Skip Page Header

Home > What works to enhance inter-parental relationships and improve outcomes for children?

Harold, Gordon and Acquah, Daniel and Sellers, Ruth and Chowdry, Haroon (2016) What works to enhance inter-parental relationships and improve outcomes for children? London: Early Intervention Foundation.

[img]
Preview
PDF (What works to enhance inter-parental relationships and improve outcomes for children? - Full report)
1MB
[img]
Preview
PDF (What works to enhance inter-parental relationships and improve outcomes for children? - Summary) - Supplemental Material
512kB

External website: http://www.eif.org.uk/publication/what-works-to-en...

Key findings include:
• The quality of the inter-parental relationship, specifically how parents communicate and relate to each other, is increasingly recognised as a primary influence on effective parenting practices and children’s long-term mental health and future life chances.
• Parents/couples who engage in frequent, intense and poorly resolved inter-parental conflicts put children’s mental health and long-term life chances at risk.
• Children of all ages can be affected by destructive inter-parental conflict, with effects evidenced across infancy, childhood, adolescence and adulthood.
• The context of the wider family environment is an important factor that can protect or exacerbate child outcomes in response to exposure to inter-parental conflict. In particular, levels of negativity and parenting practices can exacerbate or moderate the impact of inter-parental conflict on children.
• Inter-parental conflict can adversely affect both the mother-child and father-child relationship, with evidence suggesting that the association between inter-parental conflict and negative parenting practices may be stronger for the father-child relationship compared to the mother-child relationship.
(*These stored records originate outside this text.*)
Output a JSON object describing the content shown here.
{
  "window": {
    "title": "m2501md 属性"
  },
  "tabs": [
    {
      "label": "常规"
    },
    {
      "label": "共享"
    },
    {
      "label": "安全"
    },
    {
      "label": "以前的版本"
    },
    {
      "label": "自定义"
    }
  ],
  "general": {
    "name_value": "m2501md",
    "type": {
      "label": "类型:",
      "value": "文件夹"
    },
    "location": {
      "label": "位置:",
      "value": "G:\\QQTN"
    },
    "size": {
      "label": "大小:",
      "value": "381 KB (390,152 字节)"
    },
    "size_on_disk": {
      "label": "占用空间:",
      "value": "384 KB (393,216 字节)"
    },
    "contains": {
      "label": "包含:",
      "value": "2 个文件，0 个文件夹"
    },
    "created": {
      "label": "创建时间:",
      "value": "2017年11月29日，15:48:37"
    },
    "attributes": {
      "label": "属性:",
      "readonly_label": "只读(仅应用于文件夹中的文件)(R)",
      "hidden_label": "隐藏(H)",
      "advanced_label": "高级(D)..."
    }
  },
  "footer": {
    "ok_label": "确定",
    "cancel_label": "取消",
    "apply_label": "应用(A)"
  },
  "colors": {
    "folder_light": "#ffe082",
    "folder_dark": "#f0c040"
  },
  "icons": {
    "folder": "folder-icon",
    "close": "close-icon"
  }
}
This indicates that the couple relationship is an important site for early intervention. It has implications for a wide range of policy areas from effective approaches to child mental health to managing child behaviours. In particular, it is important that policy makers and commissioners consider interventions and support for both the couple and the parenting relationship (both the mother-child and the father-child relationship). Just targeting the parental-child relationship in the context of ongoing inter-parental conflict does not lead to sustained positive outcomes for children.
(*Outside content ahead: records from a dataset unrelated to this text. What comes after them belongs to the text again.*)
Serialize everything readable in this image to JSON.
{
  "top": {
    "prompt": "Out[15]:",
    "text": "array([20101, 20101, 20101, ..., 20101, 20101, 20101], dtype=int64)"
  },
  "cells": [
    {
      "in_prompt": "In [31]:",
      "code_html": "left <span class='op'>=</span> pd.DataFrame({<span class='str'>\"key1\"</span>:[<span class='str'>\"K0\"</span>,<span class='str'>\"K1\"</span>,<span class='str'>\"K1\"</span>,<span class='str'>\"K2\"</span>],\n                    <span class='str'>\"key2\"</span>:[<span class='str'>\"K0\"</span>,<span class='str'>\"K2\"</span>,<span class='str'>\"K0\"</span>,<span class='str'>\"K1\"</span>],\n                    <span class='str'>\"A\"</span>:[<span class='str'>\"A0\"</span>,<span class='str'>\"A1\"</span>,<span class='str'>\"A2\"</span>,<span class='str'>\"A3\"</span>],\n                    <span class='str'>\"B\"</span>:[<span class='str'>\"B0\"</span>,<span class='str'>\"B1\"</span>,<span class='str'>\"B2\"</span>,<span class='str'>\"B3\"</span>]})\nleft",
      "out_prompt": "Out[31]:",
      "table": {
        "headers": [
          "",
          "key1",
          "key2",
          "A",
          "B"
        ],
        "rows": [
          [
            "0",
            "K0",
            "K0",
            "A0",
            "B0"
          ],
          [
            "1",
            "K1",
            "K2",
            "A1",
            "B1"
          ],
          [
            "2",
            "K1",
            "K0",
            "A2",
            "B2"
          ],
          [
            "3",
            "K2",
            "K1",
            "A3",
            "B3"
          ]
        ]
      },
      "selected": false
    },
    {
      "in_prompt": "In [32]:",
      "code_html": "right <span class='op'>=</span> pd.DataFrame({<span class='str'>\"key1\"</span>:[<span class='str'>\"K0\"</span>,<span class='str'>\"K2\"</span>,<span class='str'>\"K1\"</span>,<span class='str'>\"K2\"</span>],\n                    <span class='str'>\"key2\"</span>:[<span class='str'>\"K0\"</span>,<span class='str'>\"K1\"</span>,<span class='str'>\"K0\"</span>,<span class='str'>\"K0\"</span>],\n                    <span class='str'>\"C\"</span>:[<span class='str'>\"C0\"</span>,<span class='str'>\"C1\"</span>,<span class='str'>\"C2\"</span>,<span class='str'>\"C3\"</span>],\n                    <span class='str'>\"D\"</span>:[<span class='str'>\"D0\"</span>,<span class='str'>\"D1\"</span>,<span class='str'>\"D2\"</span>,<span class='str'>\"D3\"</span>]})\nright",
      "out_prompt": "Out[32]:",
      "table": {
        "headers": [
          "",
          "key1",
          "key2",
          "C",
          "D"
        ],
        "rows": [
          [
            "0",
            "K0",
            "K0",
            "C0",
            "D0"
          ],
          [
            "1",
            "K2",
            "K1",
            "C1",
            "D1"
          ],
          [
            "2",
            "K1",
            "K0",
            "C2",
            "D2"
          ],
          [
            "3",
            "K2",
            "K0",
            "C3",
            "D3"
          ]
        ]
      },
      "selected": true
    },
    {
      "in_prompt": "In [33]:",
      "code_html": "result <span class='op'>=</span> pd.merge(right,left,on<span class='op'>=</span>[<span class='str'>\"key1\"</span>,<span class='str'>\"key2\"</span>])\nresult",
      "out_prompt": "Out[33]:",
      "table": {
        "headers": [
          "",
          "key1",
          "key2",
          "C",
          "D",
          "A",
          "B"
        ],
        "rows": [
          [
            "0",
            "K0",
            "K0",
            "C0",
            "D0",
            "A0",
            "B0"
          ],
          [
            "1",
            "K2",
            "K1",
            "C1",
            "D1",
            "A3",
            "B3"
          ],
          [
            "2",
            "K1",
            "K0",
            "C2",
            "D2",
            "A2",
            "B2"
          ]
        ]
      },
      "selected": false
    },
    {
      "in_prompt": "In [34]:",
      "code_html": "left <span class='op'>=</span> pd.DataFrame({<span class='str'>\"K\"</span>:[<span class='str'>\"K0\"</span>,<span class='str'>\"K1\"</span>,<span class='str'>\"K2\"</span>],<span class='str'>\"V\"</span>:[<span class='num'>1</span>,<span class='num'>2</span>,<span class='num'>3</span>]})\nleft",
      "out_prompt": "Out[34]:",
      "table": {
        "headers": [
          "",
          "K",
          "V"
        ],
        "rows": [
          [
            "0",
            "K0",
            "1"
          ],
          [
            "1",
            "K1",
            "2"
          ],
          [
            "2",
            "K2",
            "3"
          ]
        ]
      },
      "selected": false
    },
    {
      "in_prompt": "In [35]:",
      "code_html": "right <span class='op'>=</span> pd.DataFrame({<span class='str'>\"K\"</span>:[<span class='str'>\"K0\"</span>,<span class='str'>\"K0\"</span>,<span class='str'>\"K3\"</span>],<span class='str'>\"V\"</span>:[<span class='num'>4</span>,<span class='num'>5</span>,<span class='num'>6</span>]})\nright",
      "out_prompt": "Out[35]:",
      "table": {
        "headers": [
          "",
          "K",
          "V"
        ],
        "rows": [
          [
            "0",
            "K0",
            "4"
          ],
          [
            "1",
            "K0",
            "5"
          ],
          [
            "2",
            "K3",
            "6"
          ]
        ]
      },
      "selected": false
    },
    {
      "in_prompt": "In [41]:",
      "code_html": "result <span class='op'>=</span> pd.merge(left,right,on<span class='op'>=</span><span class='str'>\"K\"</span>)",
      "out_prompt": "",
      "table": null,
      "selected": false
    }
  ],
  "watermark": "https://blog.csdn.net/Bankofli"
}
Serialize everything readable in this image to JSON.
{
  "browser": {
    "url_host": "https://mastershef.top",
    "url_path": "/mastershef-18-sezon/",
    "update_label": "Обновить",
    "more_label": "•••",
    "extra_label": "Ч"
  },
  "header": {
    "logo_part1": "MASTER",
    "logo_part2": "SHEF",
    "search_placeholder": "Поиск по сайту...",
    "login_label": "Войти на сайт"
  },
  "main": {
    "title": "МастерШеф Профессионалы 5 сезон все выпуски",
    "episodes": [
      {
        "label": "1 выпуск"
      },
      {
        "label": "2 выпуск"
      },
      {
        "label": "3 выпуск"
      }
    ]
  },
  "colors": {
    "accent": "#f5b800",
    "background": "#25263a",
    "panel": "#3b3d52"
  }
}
Much more needs to be done to test and learn about what works, for whom and in what circumstances, and about how to implement effective interventions, ensuring quality of practice, appropriate supervision and impact. It is important that any future investment from Government and other funders builds in effective evaluation and enables commissioners and practitioners working on the ground to share learning.


Repository Staff Only: item control page